Copy out all lines from the entries below in which "ოთახიანი" occurs.
___ Provided entries ___
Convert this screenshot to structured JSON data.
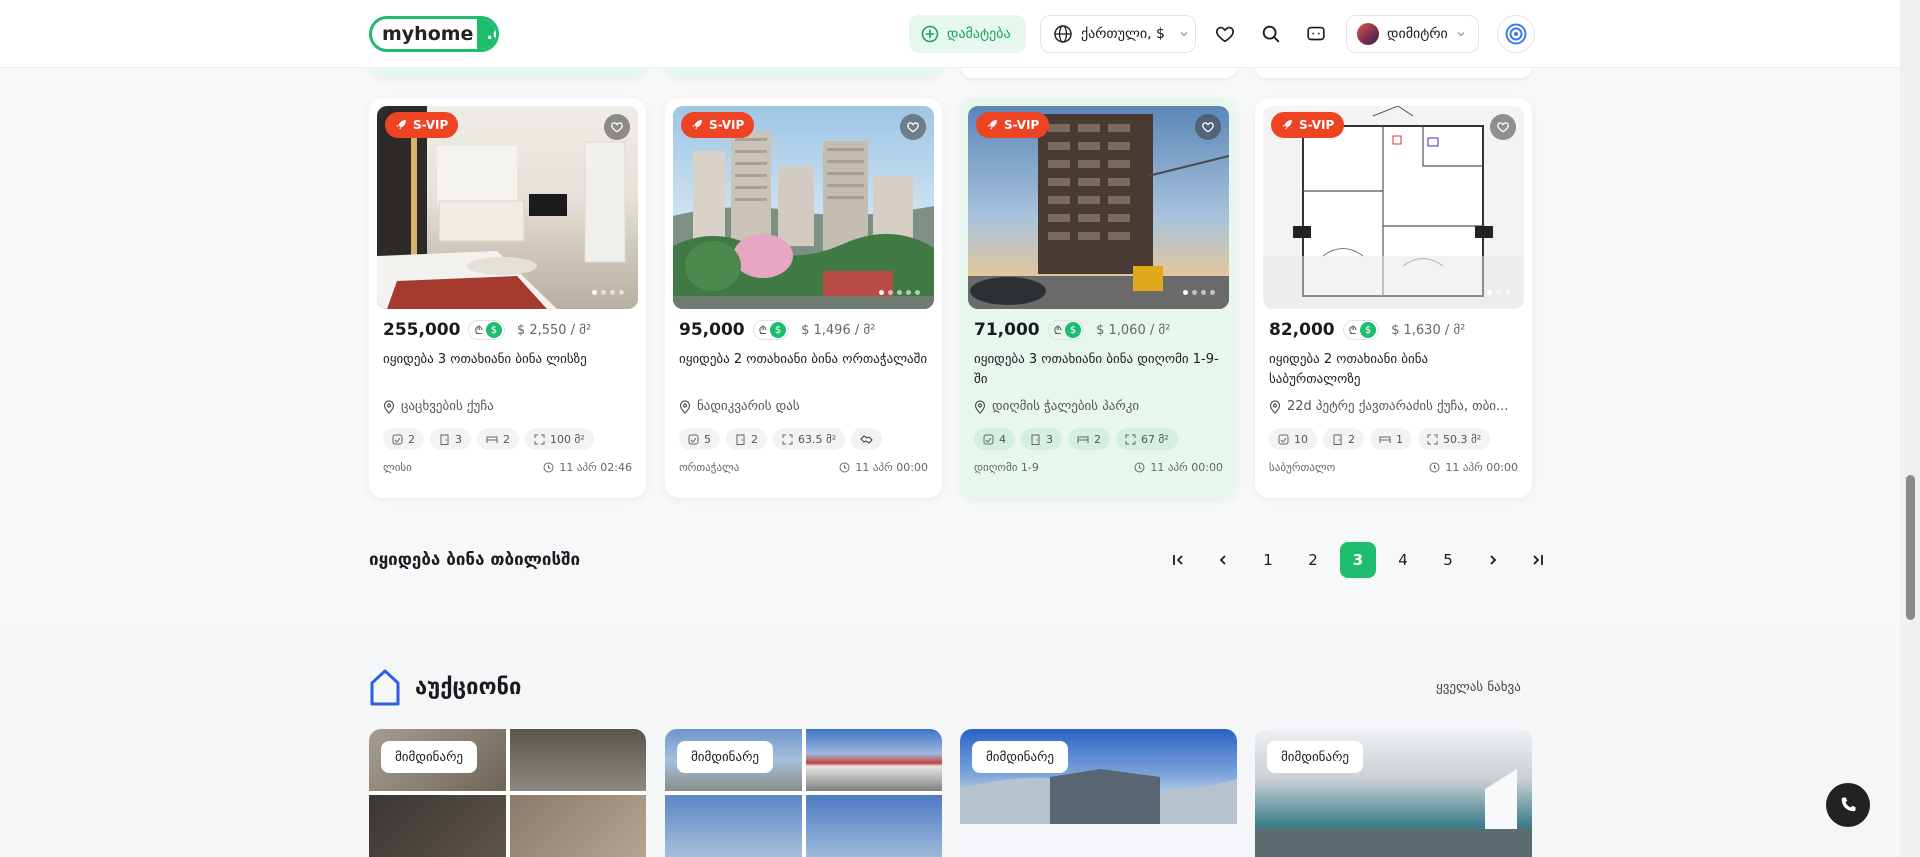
{
  "header": {
    "logo_main": "myhome",
    "logo_domain": ".ge",
    "add_label": "დამატება",
    "lang_label": "ქართული, $",
    "user_name": "დიმიტრი"
  },
  "listings": [
    {
      "badge": "S-VIP",
      "price": "255,000",
      "currency_gel": "₾",
      "currency_usd": "$",
      "price_per_sqm": "$  2,550 / მ²",
      "title": "იყიდება 3 ოთახიანი ბინა ლისზე",
      "location": "ცაცხვების ქუჩა",
      "specs": [
        "2",
        "3",
        "2",
        "100 მ²"
      ],
      "district": "ლისი",
      "date": "11 აპრ 02:46"
    },
    {
      "badge": "S-VIP",
      "price": "95,000",
      "currency_gel": "₾",
      "currency_usd": "$",
      "price_per_sqm": "$  1,496 / მ²",
      "title": "იყიდება 2 ოთახიანი ბინა ორთაჭალაში",
      "location": "ნადიკვარის დას",
      "specs": [
        "5",
        "2",
        "63.5 მ²"
      ],
      "district": "ორთაჭალა",
      "date": "11 აპრ 00:00"
    },
    {
      "badge": "S-VIP",
      "price": "71,000",
      "currency_gel": "₾",
      "currency_usd": "$",
      "price_per_sqm": "$  1,060 / მ²",
      "title": "იყიდება 3 ოთახიანი ბინა დიღომი 1-9-ში",
      "location": "დიღმის ჭალების პარკი",
      "specs": [
        "4",
        "3",
        "2",
        "67 მ²"
      ],
      "district": "დიღომი 1-9",
      "date": "11 აპრ 00:00"
    },
    {
      "badge": "S-VIP",
      "price": "82,000",
      "currency_gel": "₾",
      "currency_usd": "$",
      "price_per_sqm": "$  1,630 / მ²",
      "title": "იყიდება 2 ოთახიანი ბინა საბურთალოზე",
      "location": "22d პეტრე ქავთარაძის ქუჩა, თბი...",
      "specs": [
        "10",
        "2",
        "1",
        "50.3 მ²"
      ],
      "district": "საბურთალო",
      "date": "11 აპრ 00:00"
    }
  ],
  "pagination": {
    "caption": "იყიდება ბინა თბილისში",
    "pages": [
      "1",
      "2",
      "3",
      "4",
      "5"
    ],
    "current": "3"
  },
  "auction": {
    "title": "აუქციონი",
    "see_all": "ყველას ნახვა",
    "tag": "მიმდინარე"
  },
  "colors": {
    "brand_green": "#1ebd6d",
    "svip_red": "#ee4423"
  }
}
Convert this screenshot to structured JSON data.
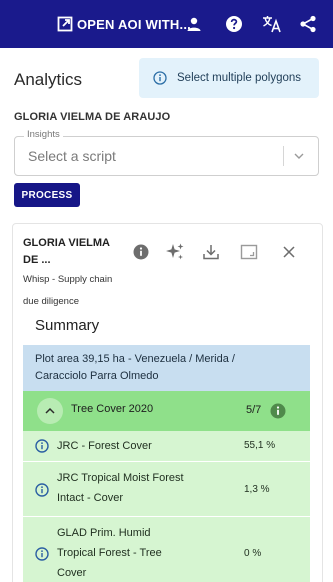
{
  "header": {
    "open_aoi_label": "OPEN AOI WITH...",
    "icons": [
      "open-in-new-icon",
      "user-icon",
      "help-icon",
      "translate-icon",
      "share-icon"
    ],
    "color": "#1a1a8c"
  },
  "panel": {
    "title": "Analytics",
    "hint": "Select multiple polygons",
    "owner": "GLORIA VIELMA DE ARAUJO"
  },
  "insights": {
    "legend": "Insights",
    "placeholder": "Select a script"
  },
  "process_label": "PROCESS",
  "card": {
    "title_line1": "GLORIA VIELMA",
    "title_line2": "DE ...",
    "subtitle_line1": "Whisp - Supply chain",
    "subtitle_line2": "due diligence",
    "icons": [
      "info-icon",
      "sparkle-icon",
      "download-icon",
      "map-view-icon",
      "close-icon"
    ],
    "summary_heading": "Summary",
    "plot_area_line1": "Plot area 39,15 ha - Venezuela / Merida /",
    "plot_area_line2": "Caracciolo Parra Olmedo",
    "tree_cover": {
      "title": "Tree Cover 2020",
      "score": "5/7"
    },
    "rows": [
      {
        "lines": [
          "JRC - Forest Cover"
        ],
        "value": "55,1 %"
      },
      {
        "lines": [
          "JRC Tropical Moist Forest",
          "Intact - Cover"
        ],
        "value": "1,3 %"
      },
      {
        "lines": [
          "GLAD Prim. Humid",
          "Tropical Forest - Tree",
          "Cover"
        ],
        "value": "0 %"
      }
    ]
  },
  "colors": {
    "brand": "#1a1a8c",
    "hint_bg": "#e3f2fb",
    "plot_bg": "#c8def0",
    "tree_header": "#8fe08a",
    "tree_row": "#d6f5d1"
  }
}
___
** Result of this task **
      "title": "იყიდება 3 ოთახიანი ბინა ლისზე",
      "title": "იყიდება 2 ოთახიანი ბინა ორთაჭალაში",
      "title": "იყიდება 3 ოთახიანი ბინა დიღომი 1-9-ში",
      "title": "იყიდება 2 ოთახიანი ბინა საბურთალოზე",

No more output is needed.